Do you always feel intimidated when you get invited to a classy dinner party or lunch meeting with clients or your boss? Having a good understanding of proper dining etiquette will help you feel more at ease and confident, so you can focus less on making a faux pas and more on the business at hand.
Remember these points of etiquette the next time you are heading out to a restaurant or dinner party:
Napkins: There is a lot of controversy about where to leave one’s napkin. When you leave the table to go to the restroom, you should leave the napkin on the seat of your chair. Some etiquette consultants say that’s very unhygienic because you don’t know who sat there and you should place it on the back of your chair. However, most of the gurus of etiquette, such as Leticia Baldridge and Emily Post, recommend you place it on your seat. The reason for that? When people are eating, the sight of someone’s soiled napkin tossed on the table is very unappetizing.
When you leave the table, a waiter should fold your napkin while you’re gone. At the end of the meal, you should fold your napkin (not necessarily neatly) and leave it on the table to the left of the plate to indicate that you are done.
Passing the Salt: You should always pass the salt and the pepper together even if only one is requested. Remember, the salt and pepper are married.
Bread: When at a business luncheon, do you know which is your bread plate? Is it the one on the left? Yes. Should someone take the bread from your plate, don’t say anything. You never want to embarrass anyone.
An easy way to remember which one is your bread plate and which one is your water is the acronym BMW. The bread is to your left; the meal is in the middle; and the water is on the right.
If the bread is in front of you, pass it to the right. Do not take a piece until the basket gets back to you. Hopefully, there will be bread left in the basket!

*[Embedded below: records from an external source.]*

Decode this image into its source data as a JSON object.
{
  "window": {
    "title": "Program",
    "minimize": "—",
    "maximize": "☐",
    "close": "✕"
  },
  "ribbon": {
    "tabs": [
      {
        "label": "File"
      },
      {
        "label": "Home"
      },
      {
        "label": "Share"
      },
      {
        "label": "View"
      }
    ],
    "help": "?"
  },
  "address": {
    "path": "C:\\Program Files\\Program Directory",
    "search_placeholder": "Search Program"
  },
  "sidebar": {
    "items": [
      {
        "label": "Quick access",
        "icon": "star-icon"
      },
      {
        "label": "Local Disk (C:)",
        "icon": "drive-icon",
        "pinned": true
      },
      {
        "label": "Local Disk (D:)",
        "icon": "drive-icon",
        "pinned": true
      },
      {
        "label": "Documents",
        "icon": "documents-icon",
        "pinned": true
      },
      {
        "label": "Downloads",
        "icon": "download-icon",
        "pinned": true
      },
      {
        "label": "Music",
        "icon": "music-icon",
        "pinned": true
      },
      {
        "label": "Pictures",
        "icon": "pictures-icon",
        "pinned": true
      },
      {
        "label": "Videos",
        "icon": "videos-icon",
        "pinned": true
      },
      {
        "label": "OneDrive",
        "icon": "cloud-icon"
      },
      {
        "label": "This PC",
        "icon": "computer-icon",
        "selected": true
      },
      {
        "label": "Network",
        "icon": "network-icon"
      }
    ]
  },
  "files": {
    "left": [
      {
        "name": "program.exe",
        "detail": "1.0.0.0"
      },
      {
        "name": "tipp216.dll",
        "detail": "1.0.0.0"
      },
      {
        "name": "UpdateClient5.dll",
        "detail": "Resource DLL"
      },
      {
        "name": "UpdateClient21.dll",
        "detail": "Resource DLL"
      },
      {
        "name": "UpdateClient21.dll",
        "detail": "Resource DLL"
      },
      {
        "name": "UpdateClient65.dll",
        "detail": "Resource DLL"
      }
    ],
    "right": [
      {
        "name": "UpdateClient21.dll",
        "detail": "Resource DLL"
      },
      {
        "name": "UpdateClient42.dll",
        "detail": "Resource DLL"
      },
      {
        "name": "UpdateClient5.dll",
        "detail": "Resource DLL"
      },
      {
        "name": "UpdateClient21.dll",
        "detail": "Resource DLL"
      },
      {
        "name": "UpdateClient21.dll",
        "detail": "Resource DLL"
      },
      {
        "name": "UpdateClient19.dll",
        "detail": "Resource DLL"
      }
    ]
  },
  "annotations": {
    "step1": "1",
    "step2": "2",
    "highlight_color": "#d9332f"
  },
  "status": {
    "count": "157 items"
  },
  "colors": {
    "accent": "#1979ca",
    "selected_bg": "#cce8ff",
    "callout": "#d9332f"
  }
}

Finally, never, EVER talk while you are chewing your food. This is such an unappealing habit. If someone asks you a question right after you have put a forkful of food into your mouth, politely raise your hand and wait until you are done chewing before responding; be sure to say “excuse me” once you start speaking. This works both ways—be observant and don’t ask a question of someone right after they have just taken a bite of steak!
-Try to pace yourself as you eat. Do not wolf down your food or nibble at it like a bird. It is awkward when one person has finished their meal while the other has barely touched their plate (and it can also be a sign that one person is talking too much!). If you notice that you haven’t made much progress on your meal, ask your companion a question so that you can eat while you listen.
-It is considered polite to leave a small portion of food left on your plate, to show that you are completely satisfied. Cleaning your plate may indicate that they haven’t provided enough food.
-Do not do any personal grooming at the table. If you’ve just eaten a steak or corn on the cob and feel that you might have souvenirs caught in your teeth, don’t pull out your compact, gnaw on a toothpick, or pick at your teeth. Instead, excuse yourself, grab a toothpick from the hostess stand (or some floss if you’ve brought some), and head to the bathroom to check your smile. Don’t flash your teeth at the person next to you and ask if you’ve got anything in your teeth.
-Don’t cut your meat up all at once. That’s fine if you are a toddler, but not if you are a full-grown adult. Cut a bite-sized portion of your steak or chicken, chew it, then cut another.
-If you are part of a large group dining at a restaurant, it is best to clarify with everyone beforehand whether you will be asking for separate checks. If you are, make sure your server is apprised of that as soon as you order. It can be a major headache when one person pays the bill and is then charged with the duty of calculating the cost of what everyone owes them—it never adds up! Always account for tip and tax. Never suggest splitting the bill into equal parts if you notice that some dining companions have only had a modest amount of food. Money is tight for many people these days, and it’s rude and pretentious to have someone who ordered a salad and water to foot the bill for your porterhouse steak and bottle of wine.